"Markel, Collins, and Leib have achieved a singular feat of scholarly analysis. Not only have they brought into sharp focus a previously unremarked set of inter-related policies affecting the family. They have also irrefutably proven those policies to be in deep conflict with one another and with the most fundamental tenets of our criminal justice system. The book will provoke thought. And it will ultimately impel reform. Wow."
--Dan Kahan, Yale Law School
"This path-breaking work should be regarded as a major scholarly achievement even by those who disagree with some of the authors' normative conclusions. They have fundamentally re-imagined the domain where family law intersects with criminal law, moving us well beyond the intractable debates over law enforcement responses to domestic violence and identifying many promising new directions for research. Their work here is both innovative and meticulous, and other scholars will doubtlessly mine its insights for many years to come."
--Michael O'Hear, Marquette University Law School
"Behind America's amazingly punitive penal policies lies a strong cultural fixation with the criminal law as a barrier between stranger danger and the putatively warm and safe world of the family. But as the authors of this strikingly original book reveal, this myth belies a complex web of doctrines that few will recognize from either our treatises or television serials. Viewed together for the first time, these doctrines frequently exhibit a bizarre patchwork of undue leniency, harshness, and discrimination -- a pattern the authors effectively expose as inconsistent with our legal values."
--Jonathan Simon, UC Berkeley School of Law
, Author of Governing Through Crime (Oxford 2007)
"This boldly original book takes on the astonishingly under-examined subject of the explicit and conscious connections drawn between our criminal law institutions and the family. With scrupulousness and balance, Privilege or Punish
examines and critiques our laws governing an array of intersections between crime, punishment and the family. The proposals the authors make in response are rigorous, provocative and thoughtful. Privilege or Punish should occupy an enduring place on both the criminal law and family law sides of our legal education and discourse."
--Robert Weisberg, Stanford Law School
"Markel, Collins & Leib have made an extraordinarily thoughtful and nuanced contribution to criminal and family law."
--Roderick M. Hills, Jr., New York University School of Law
About the Author
Dan Markel is Assistant Professor of Law at Florida State University College of Law and the Founder and Editor in Chief of "prawfs.com."
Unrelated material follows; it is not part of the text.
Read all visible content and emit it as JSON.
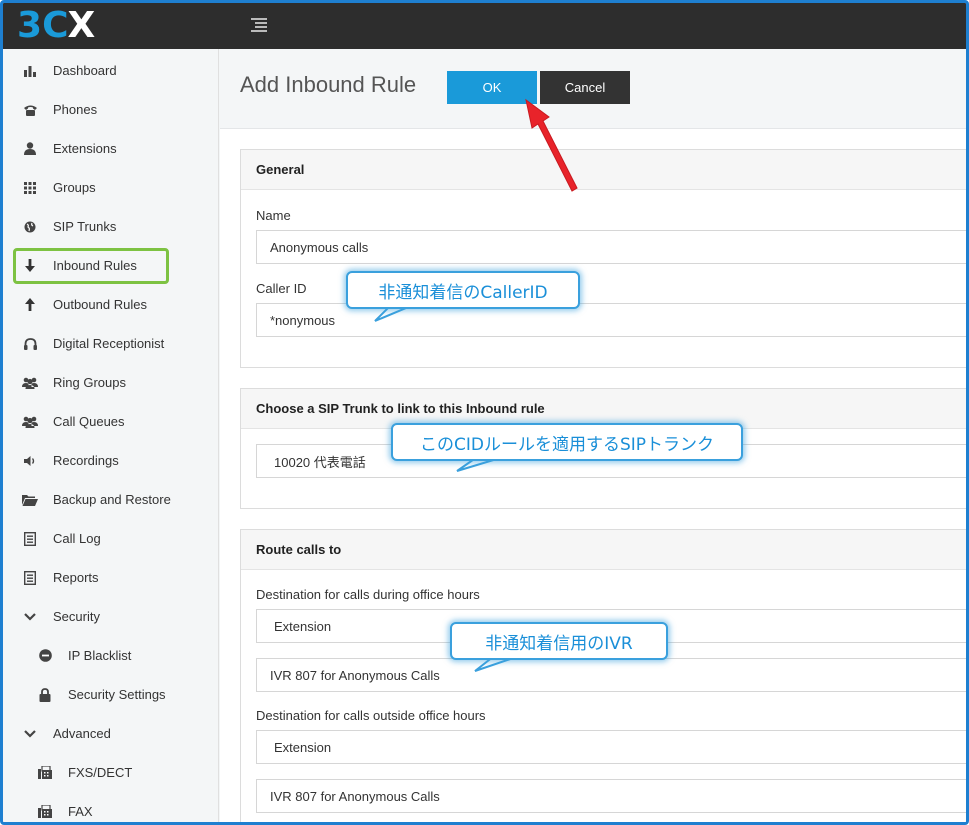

Jennifer Collins is an Associate Professor of Law at Wake Forest University School of Law.
Ethan Leib is an Associate Professor of Law at the University of California Hastings College of Law.